Surface integrals are used for computations of

- surface area;
- volume of a solid enclosed by a surface.

Consider these applications in more details.

### Surface Area

Suppose \(S\) be a smooth piecewise surface.
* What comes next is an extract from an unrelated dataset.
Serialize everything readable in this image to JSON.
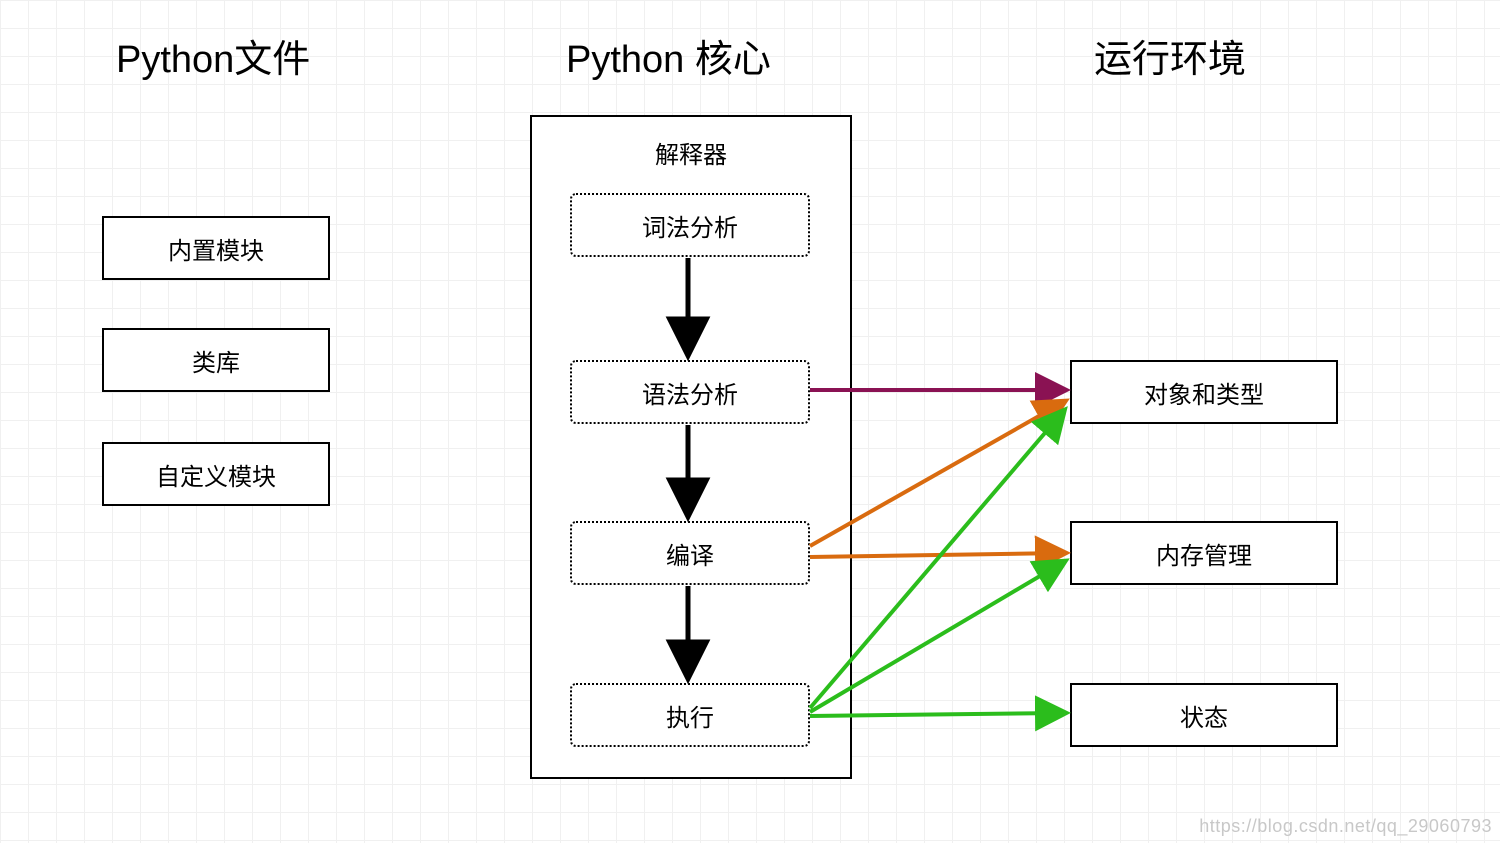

The area of the surface is given by the integral

\[A = \iint\limits_S {dS} .\]

If the surface \(S\) is parameterized by the vector
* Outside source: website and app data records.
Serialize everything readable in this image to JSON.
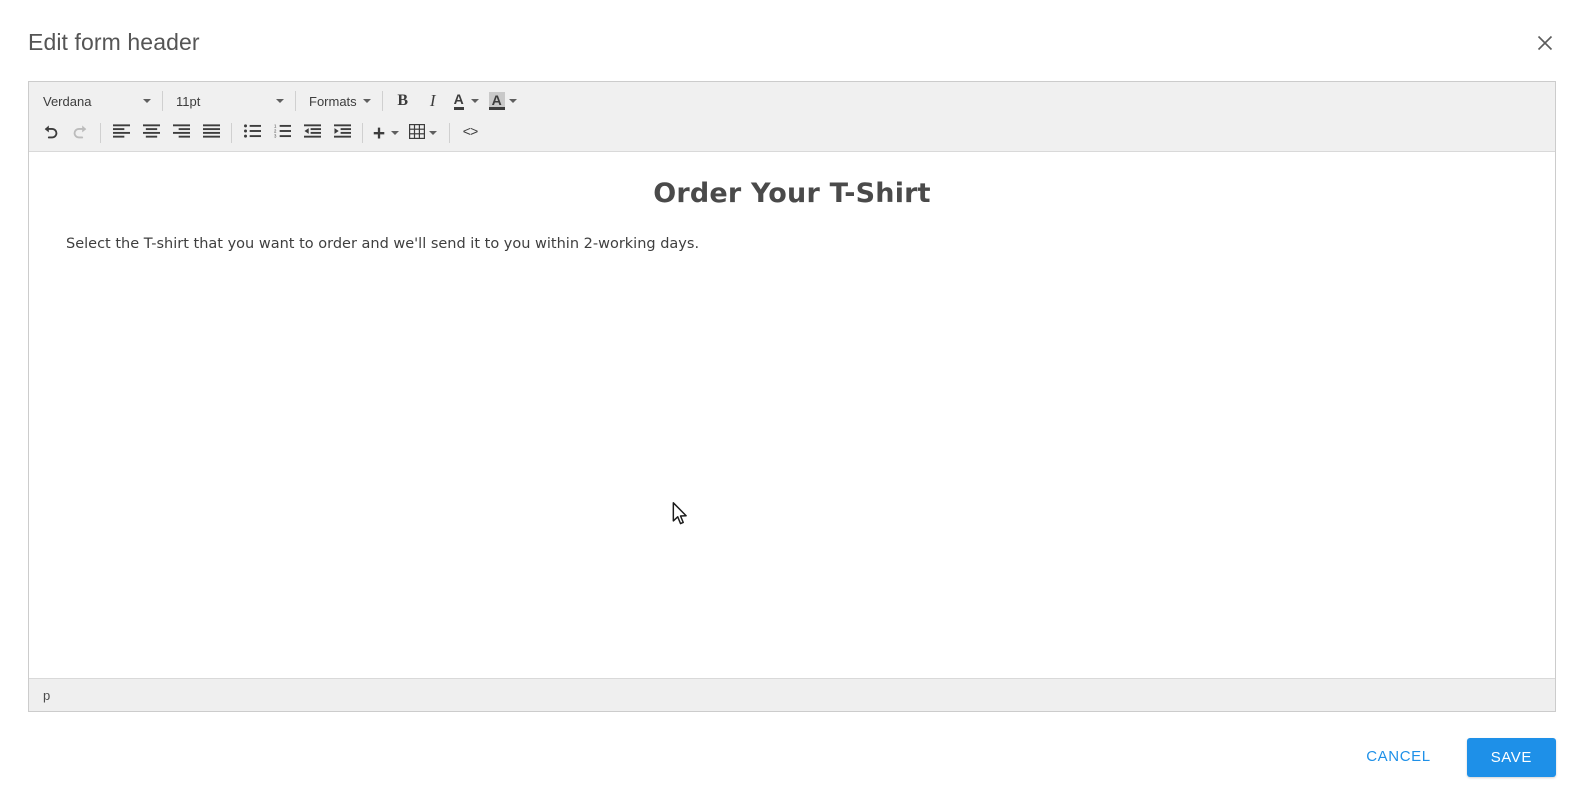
{
  "dialog": {
    "title": "Edit form header",
    "close_icon": "close-icon"
  },
  "toolbar": {
    "row1": {
      "font_family": "Verdana",
      "font_size": "11pt",
      "formats": "Formats",
      "bold": "B",
      "italic": "I",
      "text_color": "A",
      "background_color": "A"
    },
    "row2": {
      "undo": "undo-icon",
      "redo": "redo-icon",
      "align_left": "align-left-icon",
      "align_center": "align-center-icon",
      "align_right": "align-right-icon",
      "align_justify": "align-justify-icon",
      "bullet_list": "bullet-list-icon",
      "numbered_list": "numbered-list-icon",
      "outdent": "outdent-icon",
      "indent": "indent-icon",
      "insert": "plus-icon",
      "table": "table-icon",
      "source_code": "<>"
    }
  },
  "editor": {
    "heading": "Order Your T-Shirt",
    "paragraph": "Select the T-shirt that you want to order and we'll send it to you within 2-working days.",
    "status_path": "p"
  },
  "footer": {
    "cancel_label": "CANCEL",
    "save_label": "SAVE"
  },
  "colors": {
    "accent": "#1e90e8",
    "toolbar_bg": "#f0f0f0",
    "status_bg": "#efefef",
    "border": "#cccccc",
    "title_text": "#555555"
  }
}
\[

{\mathbf{r}\left( {u,v} \right) }

= {x\left( {u,v} \right)\mathbf{i} }+{ y\left( {u,v} \right)\mathbf{j} }+{ z\left( {u,v} \right)\mathbf{k},}

\]

then the surface area is

\[{A \text{ = }}\kern0pt{ \iint\limits_{D\left( {u,v} \right)} {\left| {\frac{{\partial \mathbf{r}}}{{\partial u}} \times \frac{{\partial \mathbf{r}}}{{\partial v}}} \right|dudv}},\]

where \({D\left( {u,v} \right)}\) is the domain where the surface is defined.where \({D\left( {u,v} \right)}\) is the domain where the surface is defined.

If \(S\) is given explicitly by the function \({z\left( {x,y} \right)},\) the surface area is

\[{A \text{ = }}\kern0pt{ \iint\limits_{D\left( {x,y} \right)} {\sqrt {1 + {{\left( {\frac{{\partial z}}{{\partial x}}} \right)}^2} + {{\left( {\frac{{\partial z}}{{\partial y}}} \right)}^2}} dxdy}}\]

where \({D\left( {x,y} \right)}\) is the projection of the surface \(S\) onto the \(xy\)-plane.

### Volume of a Solid Bounded by a Closed Surface

Suppose that a solid is bounded by a smooth closed surface \(S.\) Then the volume of the solid is given by

\[{V \text{ = }}\kern0pt{ \frac{1}{3}\Big| {\iint\limits_S {xdydz + ydxdz + zdxdy} } \Big|.}\]

## Solved Problems

Click a problem to see the solution.

### Example 1

Compute the surface area of the portion of the paraboloid \(z =\) \(25 – {x^2} – {y^2}\) lying above the \(xy\)-plane.### Example 2

Find the area of a hemisphere of radius \(R.\)### Example 3

Compute the surface area of the torus with equation \({z^2} + {\left( {r – b} \right)^2} \) \(= {a^2}\) \(\left( {0 \le a \le b} \right)\) in cylindrical coordinates.### Example 4

Find the volume of the ellipsoid \({\large\frac{{{x^2}}}{{{a^2}}}\normalsize} + {\large\frac{{{y^2}}}{{{b^2}}}\normalsize} \) \(+ {\large\frac{{{z^2}}}{{{c^2}}}\normalsize} \) \(= 1.\)### Example 1.

Compute the surface area of the portion of the paraboloid \(z =\) \(25 – {x^2} – {y^2}\) lying above the \(xy\)-plane.Solution.

The surface area is given by

\[

{A = \iint\limits_S {dS} \text{ = }}\kern0pt

{\iint\limits_{D\left( {x,y} \right)} {\sqrt {1 + {{\left( {\frac{{\partial z}}{{\partial x}}} \right)}^2} + {{\left( {\frac{{\partial z}}{{\partial y}}} \right)}^2}} dxdy} }

\]

Here we have

\[

{{\frac{{\partial z}}{{\partial x}}} = {\frac{{ – x}}{{\sqrt {25 – {x^2} – {y^2}} }}},\;\;\;}\kern0pt

{{\frac{{\partial z}}{{\partial y}}} = {\frac{{ – y}}{{\sqrt {25 – {x^2} – {y^2}} }}}}.

\]

Consequently,

\[

{A \text{ = }}\kern0pt

{\iint\limits_{D\left( {x,y} \right)} {\frac{{5dxdy}}{{\sqrt {25 – {x^2} – {y^2}} }}} .}

\]

By changing to polar coordinates, we have

\[

{A = \int\limits_0^{2\pi } {d\varphi } \int\limits_0^5 {\frac{{5rdr}}{{\sqrt {25 – {r^2}} }}} }

= {10\pi \int\limits_0^5 {\frac{{rdr}}{{\sqrt {25 – {r^2}} }}} }

= { – 5\pi \int\limits_0^5 {\frac{{d\left( {25 – {r^2}} \right)}}{{\sqrt {25 – {r^2}} }}} }

= { – 5\pi \left[ {\left. {\left( {\frac{{\sqrt {25 – {r^2}} }}{{\frac{1}{2}}}} \right)} \right|_0^5} \right] }

= {50\pi .}

\]